Sometime in 2008. We used to call ourselves the Powerpuff Girls. I was Blossom, the leader. Bea was Buttercup, the toughie. Sophie was Bubbles, the crybaby.
Bea and I one Sunday this February.
Sophie and I goof in front of the Web cam in my room.
New Year's Eve 2011, Eastwood City Walk
I count myself lucky to be enjoying the confidence of my daughters Beatrice, 18 and Sophia, 12. At least I think I do.
Bea ran late this morning but before she left, she woke me up (I had gone back to sleep) so we could feast on fried rice and tuyo together. She is now in third year at Kalayaan College, taking up literature (she transferred from PUP where she used to be a philosophy major).
Now she may put on her “woman of the world” charm when she is with her friends, but on occasions like this morning, when she is the “only child” (all the others had left for school), she seems overjoyed – and gleefully breaks out into baby talk for a while. She then proceeded to tell me – no, gush – about this new semester, her subjects and teachers, her friends, her org, and wondered aloud what the hell she was going to do when she graduates.
I was mightily proud of her the other Monday (the 5th) when she got picked to read her own poem at a bar called Tomato Kick along Katipunan Avenue Extension. She took the opportunity to sing a song before actually reading her poem. I was amazed at how comfortable she was in front of the 50 or so other people in the bar. Then again, she always loved the spotlight.
I was the only Mom in that bar, certainly on that table, but Bea’s friends seemed glad to see me. How did I feel sitting on a table with college kids? There wasn’t a prouder soul!

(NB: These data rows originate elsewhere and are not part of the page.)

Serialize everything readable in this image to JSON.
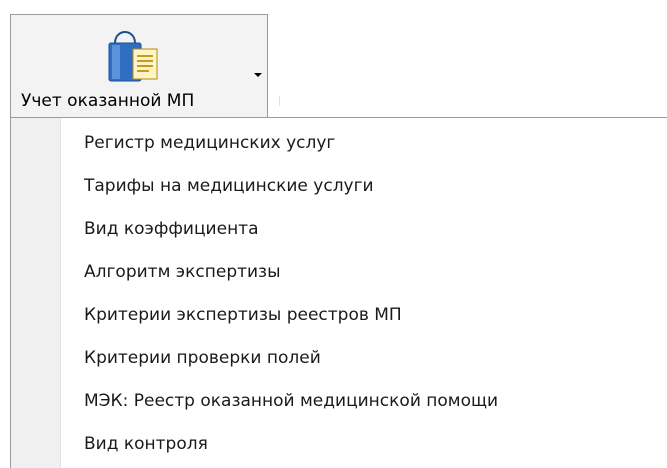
{
  "ribbon_button": {
    "label": "Учет оказанной МП",
    "icon": "shopping-bag-document-icon"
  },
  "menu": {
    "items": [
      {
        "label": "Регистр медицинских услуг"
      },
      {
        "label": "Тарифы на медицинские услуги"
      },
      {
        "label": "Вид коэффициента"
      },
      {
        "label": "Алгоритм экспертизы"
      },
      {
        "label": "Критерии экспертизы реестров МП"
      },
      {
        "label": "Критерии проверки полей"
      },
      {
        "label": "МЭК: Реестр оказанной медицинской помощи"
      },
      {
        "label": "Вид контроля"
      }
    ]
  }
}
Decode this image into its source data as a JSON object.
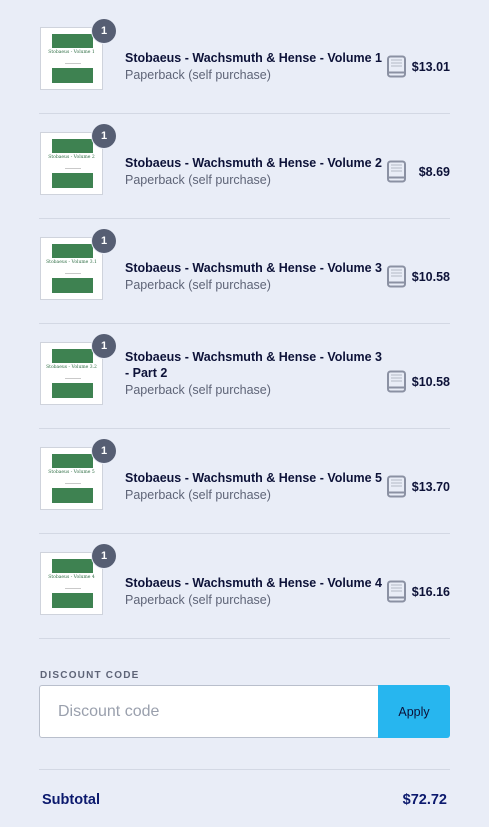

And then last night, I had a looong talk with Sophie who has begun to have some boy trouble of her own. I had recently taken back her cell phone and her Facebook/Twitter privileges while making sure she knew exactly why I was doing it. Last night I reminded her that I only wished her happiness – but at the right time.
I added that families, like your very best friends, are always there to keep us in check when we are too dazed to think logically. Imagine not noticing that you aren’t getting what you deserve because you are too giddy and too in love.
Serious stuff out of the way, she kept on gabbing about her friends and her life as a high school freshman in the same school I used to attend. I had grown sleepy...she kept on talking.
Today I got her second-quarter grades and I was pleased to find out that her ranking had improved: She is now in the Top 10 – tenth place from last quarter’s 13th. I can slave away and worry all night about how the hell I can afford to educate them all well, but when I realize they are working as hard as I am, then it’s just WORTH IT. Jeez, NOW I am tearing up.
Perhaps it’s the age difference. I am only 18 years older than Bea and 24 years older than Sophie. I would like to think, though, that it’s the disposition. Moms are not their daughters’ best friends. We are here to call their attention when they are out of line and criticize their actions when they don’t make the most of their potential. But we will always, always be on their side. We would like to see them succeed where we failed, succeed even more than we ever did, and see them loved and adored and treated well as they deserve. This while taking charge of their own destiny and regarding obstacles -- even mistakes! -- as part of the equation.
I truly look forward to relating with my daughters many years from now, when they become mothers as well. If they choose to be come mothers. Will we have spa dates, travels abroad, will they trust me to look after their own children? So many possibilities!
For now, I celebrate each priceless, albeit sometimes imperfect, day.